Yesterday there was a horrible tragedy in Abbotsford, BC as two high school students were stabbed at random by a 21-year-old male. One of the victims has now died in hospital. We now have authorities scrambling for details and two families in crisis as they try to make sense of something that they could have never prepared themselves for and that simply should not happen. Social media is in frenzy about this and many so many perspectives are being floated and offered.
Imagine a young girl (we’ll call her Sally) who one day was told by her mother, that she was going to visit her uncle and aunt in the city. Her mother took her to visit her uncle, but then left her behind and returned home without her, with the only explanation that she will come and visit her soon. She was only three years old.
Addiction is one of those experiences that seems to have a cloud of shame and fear hovering over the one experiencing it. The tendency, then, is for the one struggling to go underground with their addictions. This can be doubly painful because part of what likely gave birth to their addictions is that they went underground with their pain and difficult emotions and experiences in the first place.

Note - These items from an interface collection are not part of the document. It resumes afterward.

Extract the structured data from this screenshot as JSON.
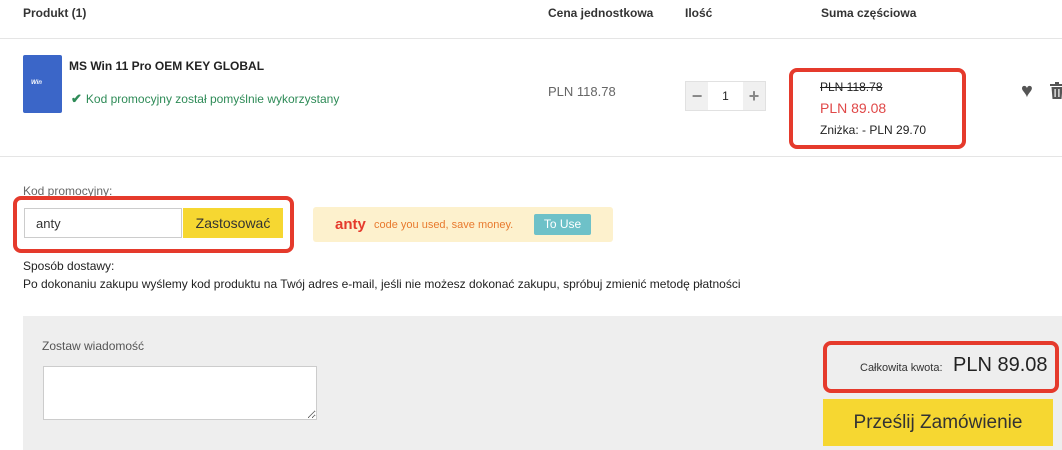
{
  "table": {
    "headers": {
      "product": "Produkt (1)",
      "unit_price": "Cena jednostkowa",
      "quantity": "Ilość",
      "subtotal": "Suma częściowa"
    }
  },
  "item": {
    "thumb_text": "Win",
    "name": "MS Win 11 Pro OEM KEY GLOBAL",
    "promo_status": "Kod promocyjny został pomyślnie wykorzystany",
    "unit_price": "PLN 118.78",
    "quantity": "1",
    "quantity_minus": "−",
    "quantity_plus": "+",
    "old_price": "PLN 118.78",
    "new_price": "PLN 89.08",
    "discount": "Zniżka: - PLN 29.70"
  },
  "promo": {
    "label": "Kod promocyjny:",
    "input_value": "anty",
    "apply_label": "Zastosować",
    "banner_code": "anty",
    "banner_text": "code you used, save money.",
    "banner_button": "To Use"
  },
  "shipping": {
    "label": "Sposób dostawy:",
    "info": "Po dokonaniu zakupu wyślemy kod produktu na Twój adres e-mail, jeśli nie możesz dokonać zakupu, spróbuj zmienić metodę płatności"
  },
  "message": {
    "label": "Zostaw wiadomość"
  },
  "total": {
    "label": "Całkowita kwota:",
    "value": "PLN 89.08",
    "submit_label": "Prześlij Zamówienie"
  },
  "colors": {
    "accent_yellow": "#f6d731",
    "highlight_red": "#e53a2c",
    "success_green": "#2e8b57",
    "use_button": "#6ec1c8"
  }
}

Mental health and physical health are fundamentally linked. People living with a serious mental illness are at higher risk of experiencing a wide range of chronic physical conditions. Conversely, people living with chronic physical health conditions experience depression and anxiety at twice the rate of the general population.